If you compare a chabudai to a kotatsu, the chabudai has folding legs while a kotatsu has a tray that can be removed. The purpose may be similar, but the inclusion of a heater in the kotatsu makes it suitable for cold temperatures. A kotatsu has a heavy cover on top that covers the table top. In the past, a coal-fired brazier was used as the main source of heat, but electricity is now used to make modern tables of this type.

It is precisely the integration of the chabudai that has kept it in use to this day. It was not meant to be a substitute for the meal tray they were using in the first place. People implemented a new strategy of serving meals from one large surface and therefore continued to use this Japanese table to this day.

Different types of Japanese Tables

- Chabudai, the low table

A chabudai is a popular low table found in many Japanese homes. The table is usually 15-30 cm high and is often designed to be foldable for easy storage. Not being high enough for western chairs, people usually sit on a tatami or zabuton, often placed on a zaisu chair. Chabudais can be used for a variety of purposes, as low benches, low dining tables, low desks or Japanese tea tables.

There are several theories as to the origin of the word "Chabudai". Some say it is derived from the word Cha, meaning tea, but there are also strong arguments that the word is actually derived from a Chinese word meaning "to sit at a table".

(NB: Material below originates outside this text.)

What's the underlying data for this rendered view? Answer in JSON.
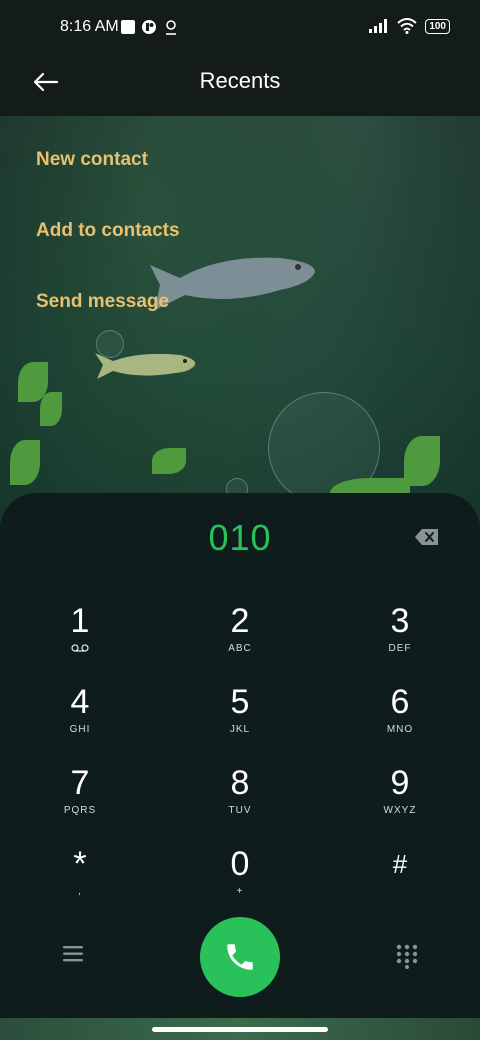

Chabudai first spread throughout Japan in the late 1800s, and their often circular design is considered symbolic in Japan of the rise of the nuclear family concept, where families sat around the table in a setting that did not emphasise hierarchy.

- Kotatsu, the blanket table 

A kotatsu is much like a chabudai, a wooden stand covered with a heavy blanket or futon, on which the tabletop rests. The table is equipped with a heat source installed underneath the table. In most Kotatsus, the electric heater is usually installed on the table itself.

Traditionally, Kotatsu have tended to be much more "functional" than elegant, which may not be the best choice for year-round use. More recently, as the heating mechanisms have become smaller and more hidden in the design,

Kotatsu have started to become real competitors to the low table as a piece of furniture in its own right. You will usually pay a little more for a Kotatsu, but given all you get in terms of a heating solution that can also be used all year round, they are definitely worth considering.